→ Task: The answer must consist of every line in the records below that contains the string "hand".

Dataset records:
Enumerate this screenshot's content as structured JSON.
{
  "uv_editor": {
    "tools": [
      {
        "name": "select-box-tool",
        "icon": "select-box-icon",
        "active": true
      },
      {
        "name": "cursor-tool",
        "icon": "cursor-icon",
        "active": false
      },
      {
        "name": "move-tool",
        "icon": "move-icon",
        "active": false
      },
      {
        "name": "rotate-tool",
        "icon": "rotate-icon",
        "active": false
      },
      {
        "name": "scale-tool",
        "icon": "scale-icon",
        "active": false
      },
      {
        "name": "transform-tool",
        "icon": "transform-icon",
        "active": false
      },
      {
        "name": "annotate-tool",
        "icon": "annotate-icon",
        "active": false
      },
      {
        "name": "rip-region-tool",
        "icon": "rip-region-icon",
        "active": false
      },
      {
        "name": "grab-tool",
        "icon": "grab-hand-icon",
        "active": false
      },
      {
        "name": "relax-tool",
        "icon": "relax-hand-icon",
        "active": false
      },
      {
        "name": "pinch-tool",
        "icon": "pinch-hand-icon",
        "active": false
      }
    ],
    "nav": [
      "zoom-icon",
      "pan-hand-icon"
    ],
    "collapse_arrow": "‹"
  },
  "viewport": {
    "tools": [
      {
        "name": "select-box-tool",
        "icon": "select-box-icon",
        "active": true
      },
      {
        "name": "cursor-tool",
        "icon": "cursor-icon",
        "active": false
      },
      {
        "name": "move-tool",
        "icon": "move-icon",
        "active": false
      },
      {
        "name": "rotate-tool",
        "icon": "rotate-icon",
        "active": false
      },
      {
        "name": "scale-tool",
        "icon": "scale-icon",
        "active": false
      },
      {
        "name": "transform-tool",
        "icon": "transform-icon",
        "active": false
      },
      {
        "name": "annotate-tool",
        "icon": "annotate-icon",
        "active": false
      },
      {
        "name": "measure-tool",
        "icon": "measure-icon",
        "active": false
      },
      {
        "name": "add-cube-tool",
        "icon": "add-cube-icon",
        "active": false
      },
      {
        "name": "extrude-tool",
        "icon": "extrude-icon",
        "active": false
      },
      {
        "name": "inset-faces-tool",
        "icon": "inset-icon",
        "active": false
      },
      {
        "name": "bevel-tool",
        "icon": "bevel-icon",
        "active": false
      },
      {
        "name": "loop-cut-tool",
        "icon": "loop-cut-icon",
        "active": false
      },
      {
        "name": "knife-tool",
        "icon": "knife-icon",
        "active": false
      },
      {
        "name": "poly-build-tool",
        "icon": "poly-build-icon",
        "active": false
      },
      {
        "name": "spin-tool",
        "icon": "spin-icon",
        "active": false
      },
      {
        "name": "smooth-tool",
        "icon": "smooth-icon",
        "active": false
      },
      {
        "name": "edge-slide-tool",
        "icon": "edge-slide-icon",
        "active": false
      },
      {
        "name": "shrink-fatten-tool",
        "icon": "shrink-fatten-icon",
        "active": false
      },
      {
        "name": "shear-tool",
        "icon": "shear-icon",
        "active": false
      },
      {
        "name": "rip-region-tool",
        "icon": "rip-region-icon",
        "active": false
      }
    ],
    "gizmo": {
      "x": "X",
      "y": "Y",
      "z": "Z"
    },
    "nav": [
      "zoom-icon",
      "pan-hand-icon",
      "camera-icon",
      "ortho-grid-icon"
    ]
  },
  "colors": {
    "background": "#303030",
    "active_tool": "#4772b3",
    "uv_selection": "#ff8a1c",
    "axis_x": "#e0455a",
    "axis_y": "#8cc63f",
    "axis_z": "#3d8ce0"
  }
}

→ Task solution:
        "icon": "grab-hand-icon",
        "icon": "relax-hand-icon",
        "icon": "pinch-hand-icon",
      "pan-hand-icon"
      "pan-hand-icon",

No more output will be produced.